*** Opening of Source material ***
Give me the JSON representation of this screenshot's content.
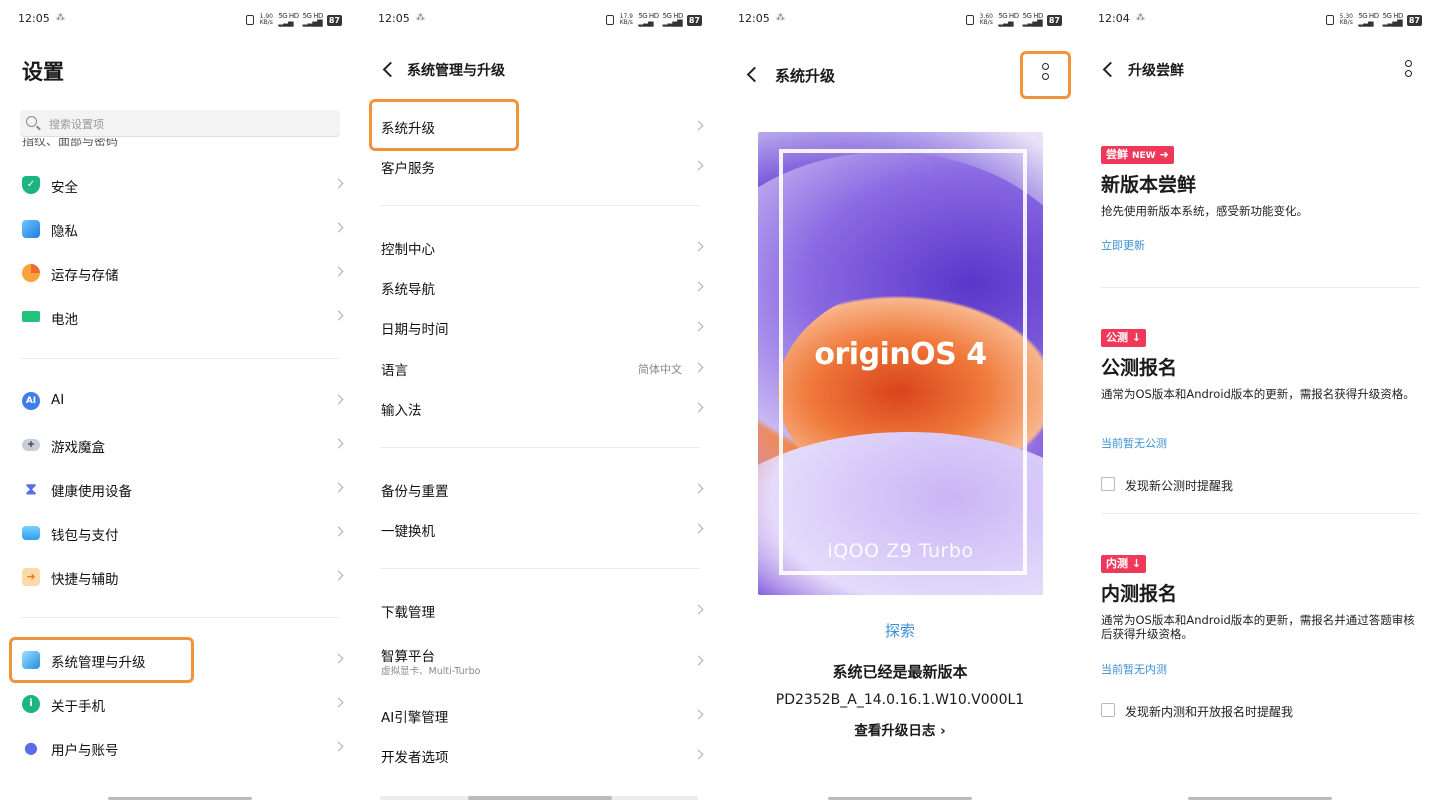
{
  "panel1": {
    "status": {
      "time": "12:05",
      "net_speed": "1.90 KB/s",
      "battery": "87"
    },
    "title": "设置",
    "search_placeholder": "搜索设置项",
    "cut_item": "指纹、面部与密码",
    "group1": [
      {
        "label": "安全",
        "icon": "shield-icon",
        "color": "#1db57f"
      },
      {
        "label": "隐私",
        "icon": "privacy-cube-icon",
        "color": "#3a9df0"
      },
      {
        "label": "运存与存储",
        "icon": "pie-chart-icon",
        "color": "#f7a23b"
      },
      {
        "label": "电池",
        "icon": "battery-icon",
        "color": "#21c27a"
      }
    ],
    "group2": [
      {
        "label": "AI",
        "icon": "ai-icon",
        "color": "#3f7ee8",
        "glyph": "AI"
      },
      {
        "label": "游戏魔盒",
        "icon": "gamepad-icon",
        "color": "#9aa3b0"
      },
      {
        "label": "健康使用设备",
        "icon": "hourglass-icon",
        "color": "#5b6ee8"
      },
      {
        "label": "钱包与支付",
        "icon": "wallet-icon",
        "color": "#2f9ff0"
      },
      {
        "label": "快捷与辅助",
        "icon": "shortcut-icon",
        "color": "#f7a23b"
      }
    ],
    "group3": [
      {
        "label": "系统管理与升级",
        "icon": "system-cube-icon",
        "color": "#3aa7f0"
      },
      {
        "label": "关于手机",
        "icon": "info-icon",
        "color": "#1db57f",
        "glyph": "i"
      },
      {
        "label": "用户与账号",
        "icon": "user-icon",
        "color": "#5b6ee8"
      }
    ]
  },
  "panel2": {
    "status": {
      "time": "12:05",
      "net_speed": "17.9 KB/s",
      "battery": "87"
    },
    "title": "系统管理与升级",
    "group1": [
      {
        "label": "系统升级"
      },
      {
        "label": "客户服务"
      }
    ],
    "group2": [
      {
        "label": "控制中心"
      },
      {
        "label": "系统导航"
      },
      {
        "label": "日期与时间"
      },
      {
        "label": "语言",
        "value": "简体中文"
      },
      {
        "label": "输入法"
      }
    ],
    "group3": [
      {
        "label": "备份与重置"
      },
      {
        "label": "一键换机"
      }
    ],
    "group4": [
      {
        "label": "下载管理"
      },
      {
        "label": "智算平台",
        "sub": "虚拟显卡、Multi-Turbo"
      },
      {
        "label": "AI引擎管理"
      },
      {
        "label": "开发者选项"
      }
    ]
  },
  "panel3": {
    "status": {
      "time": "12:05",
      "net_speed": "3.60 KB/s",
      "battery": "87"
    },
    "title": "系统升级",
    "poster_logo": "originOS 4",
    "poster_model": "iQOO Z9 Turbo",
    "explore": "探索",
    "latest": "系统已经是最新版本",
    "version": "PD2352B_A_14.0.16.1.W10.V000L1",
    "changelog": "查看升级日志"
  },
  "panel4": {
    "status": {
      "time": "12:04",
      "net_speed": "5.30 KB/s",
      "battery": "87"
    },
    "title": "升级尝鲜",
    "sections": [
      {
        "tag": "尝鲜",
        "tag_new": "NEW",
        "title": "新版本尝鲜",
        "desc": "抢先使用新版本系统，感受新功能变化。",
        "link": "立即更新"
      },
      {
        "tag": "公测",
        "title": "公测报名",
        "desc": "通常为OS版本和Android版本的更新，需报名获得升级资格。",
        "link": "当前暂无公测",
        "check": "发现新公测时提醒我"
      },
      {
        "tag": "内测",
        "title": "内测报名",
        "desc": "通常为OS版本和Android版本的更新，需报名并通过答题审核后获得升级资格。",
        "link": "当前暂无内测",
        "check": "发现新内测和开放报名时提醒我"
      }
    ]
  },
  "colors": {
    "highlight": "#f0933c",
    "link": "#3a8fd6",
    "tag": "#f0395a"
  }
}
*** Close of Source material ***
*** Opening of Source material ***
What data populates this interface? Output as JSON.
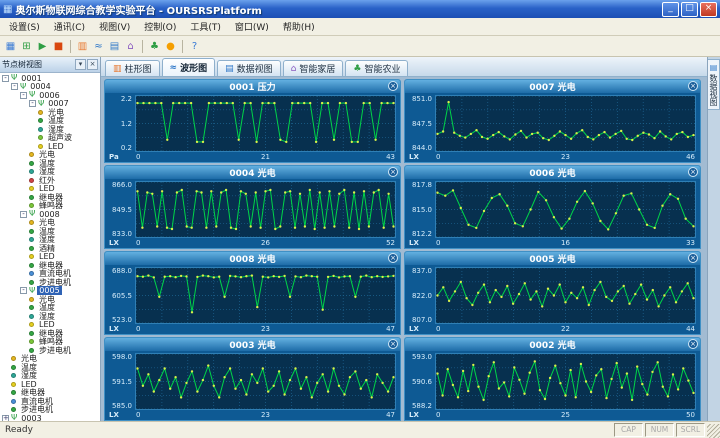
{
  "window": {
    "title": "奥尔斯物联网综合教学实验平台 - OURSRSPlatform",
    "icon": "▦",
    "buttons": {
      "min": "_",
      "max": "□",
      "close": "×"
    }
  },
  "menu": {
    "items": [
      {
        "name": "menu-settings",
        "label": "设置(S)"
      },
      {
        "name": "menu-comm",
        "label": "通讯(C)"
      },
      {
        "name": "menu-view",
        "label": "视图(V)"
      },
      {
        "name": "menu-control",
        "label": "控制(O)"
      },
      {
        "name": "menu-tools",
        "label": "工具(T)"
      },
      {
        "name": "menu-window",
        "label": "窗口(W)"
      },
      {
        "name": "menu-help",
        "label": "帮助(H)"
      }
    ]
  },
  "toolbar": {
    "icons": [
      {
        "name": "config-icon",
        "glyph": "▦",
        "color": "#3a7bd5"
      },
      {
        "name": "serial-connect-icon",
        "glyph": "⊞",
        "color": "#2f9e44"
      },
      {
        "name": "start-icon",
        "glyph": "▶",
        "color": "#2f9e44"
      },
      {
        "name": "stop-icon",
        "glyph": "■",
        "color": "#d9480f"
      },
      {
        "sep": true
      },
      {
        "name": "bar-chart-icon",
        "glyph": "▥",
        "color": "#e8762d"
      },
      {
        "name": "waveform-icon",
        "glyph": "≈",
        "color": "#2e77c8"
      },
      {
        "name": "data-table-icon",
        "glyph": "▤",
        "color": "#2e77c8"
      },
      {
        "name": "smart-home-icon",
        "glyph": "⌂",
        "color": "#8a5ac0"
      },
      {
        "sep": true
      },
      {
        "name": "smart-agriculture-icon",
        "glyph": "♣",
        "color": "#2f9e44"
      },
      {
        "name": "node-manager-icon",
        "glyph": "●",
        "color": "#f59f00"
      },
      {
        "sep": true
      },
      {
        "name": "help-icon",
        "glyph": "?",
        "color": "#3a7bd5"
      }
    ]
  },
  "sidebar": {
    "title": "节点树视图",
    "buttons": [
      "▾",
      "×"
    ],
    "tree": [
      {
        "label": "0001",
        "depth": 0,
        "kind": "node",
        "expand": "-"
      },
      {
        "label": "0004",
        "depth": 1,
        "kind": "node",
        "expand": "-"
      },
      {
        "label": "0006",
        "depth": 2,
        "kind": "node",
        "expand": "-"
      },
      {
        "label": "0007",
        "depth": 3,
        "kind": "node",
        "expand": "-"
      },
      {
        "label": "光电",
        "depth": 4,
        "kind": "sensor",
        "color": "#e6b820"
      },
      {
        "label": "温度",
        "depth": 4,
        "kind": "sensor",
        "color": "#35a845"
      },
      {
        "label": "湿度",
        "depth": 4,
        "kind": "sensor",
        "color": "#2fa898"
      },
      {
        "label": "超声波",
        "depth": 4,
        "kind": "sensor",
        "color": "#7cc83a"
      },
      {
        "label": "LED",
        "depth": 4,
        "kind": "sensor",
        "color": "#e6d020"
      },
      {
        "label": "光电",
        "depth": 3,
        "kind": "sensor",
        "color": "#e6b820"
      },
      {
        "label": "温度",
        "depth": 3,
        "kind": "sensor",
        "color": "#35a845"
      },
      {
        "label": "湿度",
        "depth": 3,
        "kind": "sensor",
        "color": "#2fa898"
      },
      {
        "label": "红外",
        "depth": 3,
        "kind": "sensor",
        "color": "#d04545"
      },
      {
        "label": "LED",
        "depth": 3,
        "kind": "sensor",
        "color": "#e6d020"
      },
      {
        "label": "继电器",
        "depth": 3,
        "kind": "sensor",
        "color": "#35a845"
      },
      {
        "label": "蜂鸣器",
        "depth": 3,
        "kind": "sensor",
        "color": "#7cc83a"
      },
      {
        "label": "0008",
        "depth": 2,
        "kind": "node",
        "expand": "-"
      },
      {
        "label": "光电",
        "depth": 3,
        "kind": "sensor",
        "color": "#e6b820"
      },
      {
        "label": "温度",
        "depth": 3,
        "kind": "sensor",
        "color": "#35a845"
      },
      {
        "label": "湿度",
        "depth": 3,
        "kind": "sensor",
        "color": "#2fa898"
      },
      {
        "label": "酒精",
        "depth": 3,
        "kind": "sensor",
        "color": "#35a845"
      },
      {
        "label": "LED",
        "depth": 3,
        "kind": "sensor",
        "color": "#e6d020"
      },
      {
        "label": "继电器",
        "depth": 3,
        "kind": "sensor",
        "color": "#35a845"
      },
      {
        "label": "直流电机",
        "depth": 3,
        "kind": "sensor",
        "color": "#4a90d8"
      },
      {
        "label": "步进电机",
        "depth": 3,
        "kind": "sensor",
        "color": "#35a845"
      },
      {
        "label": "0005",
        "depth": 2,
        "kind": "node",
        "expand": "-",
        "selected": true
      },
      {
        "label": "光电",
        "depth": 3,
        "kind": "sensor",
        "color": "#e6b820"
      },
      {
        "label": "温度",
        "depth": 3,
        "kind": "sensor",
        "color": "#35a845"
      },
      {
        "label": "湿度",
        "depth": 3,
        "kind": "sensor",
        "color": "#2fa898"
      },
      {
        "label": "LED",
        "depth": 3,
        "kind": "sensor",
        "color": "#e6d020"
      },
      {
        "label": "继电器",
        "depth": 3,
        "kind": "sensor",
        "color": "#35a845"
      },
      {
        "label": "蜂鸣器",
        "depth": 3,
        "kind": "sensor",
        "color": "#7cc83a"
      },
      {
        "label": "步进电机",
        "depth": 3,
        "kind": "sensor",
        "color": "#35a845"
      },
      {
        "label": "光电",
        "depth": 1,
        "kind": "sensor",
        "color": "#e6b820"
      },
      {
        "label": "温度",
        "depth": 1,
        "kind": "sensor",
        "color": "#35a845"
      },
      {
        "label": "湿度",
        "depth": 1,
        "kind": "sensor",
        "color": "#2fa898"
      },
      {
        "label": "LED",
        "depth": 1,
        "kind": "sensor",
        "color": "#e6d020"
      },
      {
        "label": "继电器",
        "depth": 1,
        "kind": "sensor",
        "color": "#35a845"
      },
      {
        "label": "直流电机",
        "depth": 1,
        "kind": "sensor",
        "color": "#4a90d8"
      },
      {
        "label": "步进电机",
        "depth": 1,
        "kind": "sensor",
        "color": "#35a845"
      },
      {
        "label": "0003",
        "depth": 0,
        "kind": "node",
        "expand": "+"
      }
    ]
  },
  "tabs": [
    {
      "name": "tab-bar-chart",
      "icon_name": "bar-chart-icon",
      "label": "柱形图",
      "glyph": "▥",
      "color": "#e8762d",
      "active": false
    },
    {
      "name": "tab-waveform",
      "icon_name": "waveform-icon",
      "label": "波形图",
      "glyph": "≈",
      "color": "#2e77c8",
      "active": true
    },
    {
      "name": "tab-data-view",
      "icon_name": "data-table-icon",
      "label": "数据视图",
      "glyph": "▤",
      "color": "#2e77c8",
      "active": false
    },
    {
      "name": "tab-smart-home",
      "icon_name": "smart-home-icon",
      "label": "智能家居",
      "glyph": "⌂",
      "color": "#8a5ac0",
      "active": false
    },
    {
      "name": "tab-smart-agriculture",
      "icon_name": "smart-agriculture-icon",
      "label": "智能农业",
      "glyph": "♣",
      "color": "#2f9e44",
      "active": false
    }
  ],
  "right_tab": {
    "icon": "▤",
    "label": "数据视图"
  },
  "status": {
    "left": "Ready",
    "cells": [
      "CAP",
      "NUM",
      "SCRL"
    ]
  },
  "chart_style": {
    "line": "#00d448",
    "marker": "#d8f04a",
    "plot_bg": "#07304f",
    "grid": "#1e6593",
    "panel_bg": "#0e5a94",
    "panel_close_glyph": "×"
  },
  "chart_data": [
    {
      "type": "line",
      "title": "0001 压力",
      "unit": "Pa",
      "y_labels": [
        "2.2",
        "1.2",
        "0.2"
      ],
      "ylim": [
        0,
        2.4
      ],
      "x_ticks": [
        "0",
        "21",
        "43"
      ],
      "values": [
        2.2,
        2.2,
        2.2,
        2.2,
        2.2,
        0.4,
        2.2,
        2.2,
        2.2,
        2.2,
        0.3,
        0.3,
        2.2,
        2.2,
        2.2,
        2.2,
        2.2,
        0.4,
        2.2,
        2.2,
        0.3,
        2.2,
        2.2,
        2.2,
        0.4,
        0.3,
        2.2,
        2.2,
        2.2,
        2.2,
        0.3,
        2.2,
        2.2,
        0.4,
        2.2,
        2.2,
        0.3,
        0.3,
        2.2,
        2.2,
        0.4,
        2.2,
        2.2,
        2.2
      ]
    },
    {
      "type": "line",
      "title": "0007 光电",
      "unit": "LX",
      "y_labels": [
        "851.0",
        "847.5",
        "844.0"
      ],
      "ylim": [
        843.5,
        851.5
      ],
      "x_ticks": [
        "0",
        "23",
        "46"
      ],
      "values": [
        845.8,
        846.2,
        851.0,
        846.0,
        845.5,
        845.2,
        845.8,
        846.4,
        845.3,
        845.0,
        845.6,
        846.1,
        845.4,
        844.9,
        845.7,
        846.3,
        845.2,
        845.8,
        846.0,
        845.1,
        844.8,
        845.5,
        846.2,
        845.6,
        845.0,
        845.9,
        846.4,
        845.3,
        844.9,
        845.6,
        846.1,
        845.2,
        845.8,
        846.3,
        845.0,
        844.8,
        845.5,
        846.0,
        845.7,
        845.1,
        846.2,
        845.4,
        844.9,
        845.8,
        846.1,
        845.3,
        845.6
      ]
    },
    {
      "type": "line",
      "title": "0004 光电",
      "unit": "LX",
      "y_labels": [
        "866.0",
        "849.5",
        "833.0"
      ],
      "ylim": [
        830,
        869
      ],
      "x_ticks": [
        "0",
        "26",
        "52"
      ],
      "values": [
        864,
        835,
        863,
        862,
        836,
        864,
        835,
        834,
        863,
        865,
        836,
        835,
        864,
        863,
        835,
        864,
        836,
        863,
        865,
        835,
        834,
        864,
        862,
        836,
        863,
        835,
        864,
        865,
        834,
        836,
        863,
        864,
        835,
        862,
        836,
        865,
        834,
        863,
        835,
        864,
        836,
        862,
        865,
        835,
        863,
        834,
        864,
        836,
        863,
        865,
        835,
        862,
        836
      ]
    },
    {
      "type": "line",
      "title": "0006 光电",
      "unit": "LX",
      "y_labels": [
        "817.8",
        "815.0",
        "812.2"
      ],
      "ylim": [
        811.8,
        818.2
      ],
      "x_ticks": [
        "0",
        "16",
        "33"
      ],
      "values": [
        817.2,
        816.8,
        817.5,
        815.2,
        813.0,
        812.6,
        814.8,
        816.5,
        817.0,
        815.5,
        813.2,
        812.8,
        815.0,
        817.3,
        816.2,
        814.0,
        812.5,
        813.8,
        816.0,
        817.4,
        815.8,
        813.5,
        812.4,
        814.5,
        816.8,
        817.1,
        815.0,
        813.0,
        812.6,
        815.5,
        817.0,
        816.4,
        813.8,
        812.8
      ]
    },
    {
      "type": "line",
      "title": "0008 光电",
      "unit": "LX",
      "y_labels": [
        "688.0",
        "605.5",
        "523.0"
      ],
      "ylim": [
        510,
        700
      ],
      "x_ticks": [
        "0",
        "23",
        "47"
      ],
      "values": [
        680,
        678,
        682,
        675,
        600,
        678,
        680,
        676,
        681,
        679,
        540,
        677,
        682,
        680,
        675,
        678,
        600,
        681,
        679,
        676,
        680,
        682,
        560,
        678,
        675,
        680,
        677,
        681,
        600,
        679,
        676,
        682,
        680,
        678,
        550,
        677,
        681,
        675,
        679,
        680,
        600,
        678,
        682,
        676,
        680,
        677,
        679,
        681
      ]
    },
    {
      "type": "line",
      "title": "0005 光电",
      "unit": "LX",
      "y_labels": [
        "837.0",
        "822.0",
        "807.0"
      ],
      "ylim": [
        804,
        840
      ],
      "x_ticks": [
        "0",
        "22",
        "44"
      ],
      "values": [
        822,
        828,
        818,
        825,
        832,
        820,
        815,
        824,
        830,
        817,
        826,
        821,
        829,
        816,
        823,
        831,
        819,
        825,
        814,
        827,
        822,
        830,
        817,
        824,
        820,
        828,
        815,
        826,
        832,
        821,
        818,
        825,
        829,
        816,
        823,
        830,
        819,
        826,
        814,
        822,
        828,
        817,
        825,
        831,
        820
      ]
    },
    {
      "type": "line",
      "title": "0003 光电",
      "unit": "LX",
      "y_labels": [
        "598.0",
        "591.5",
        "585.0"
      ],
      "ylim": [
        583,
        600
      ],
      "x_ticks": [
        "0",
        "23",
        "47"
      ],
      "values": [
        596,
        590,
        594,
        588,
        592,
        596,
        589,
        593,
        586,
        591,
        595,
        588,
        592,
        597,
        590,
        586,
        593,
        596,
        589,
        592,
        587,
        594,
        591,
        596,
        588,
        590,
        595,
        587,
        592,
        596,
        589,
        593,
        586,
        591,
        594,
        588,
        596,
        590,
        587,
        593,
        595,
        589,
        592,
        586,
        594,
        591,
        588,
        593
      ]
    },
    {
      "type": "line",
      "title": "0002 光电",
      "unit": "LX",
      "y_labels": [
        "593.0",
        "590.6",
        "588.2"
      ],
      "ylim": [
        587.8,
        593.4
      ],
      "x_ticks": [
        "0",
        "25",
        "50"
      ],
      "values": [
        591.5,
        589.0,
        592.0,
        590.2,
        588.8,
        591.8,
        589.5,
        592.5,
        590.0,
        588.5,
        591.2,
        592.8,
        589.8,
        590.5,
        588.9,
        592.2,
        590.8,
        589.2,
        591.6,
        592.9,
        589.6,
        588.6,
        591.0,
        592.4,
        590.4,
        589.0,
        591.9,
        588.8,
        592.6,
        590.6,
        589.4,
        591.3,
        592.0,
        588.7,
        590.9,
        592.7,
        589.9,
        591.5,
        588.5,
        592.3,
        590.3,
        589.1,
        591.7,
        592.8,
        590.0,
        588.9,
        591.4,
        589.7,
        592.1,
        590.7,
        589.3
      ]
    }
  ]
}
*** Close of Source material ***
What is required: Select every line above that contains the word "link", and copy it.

Response to the task:
        "link": "立即更新"
        "link": "当前暂无公测",
        "link": "当前暂无内测",
    "link": "#3a8fd6",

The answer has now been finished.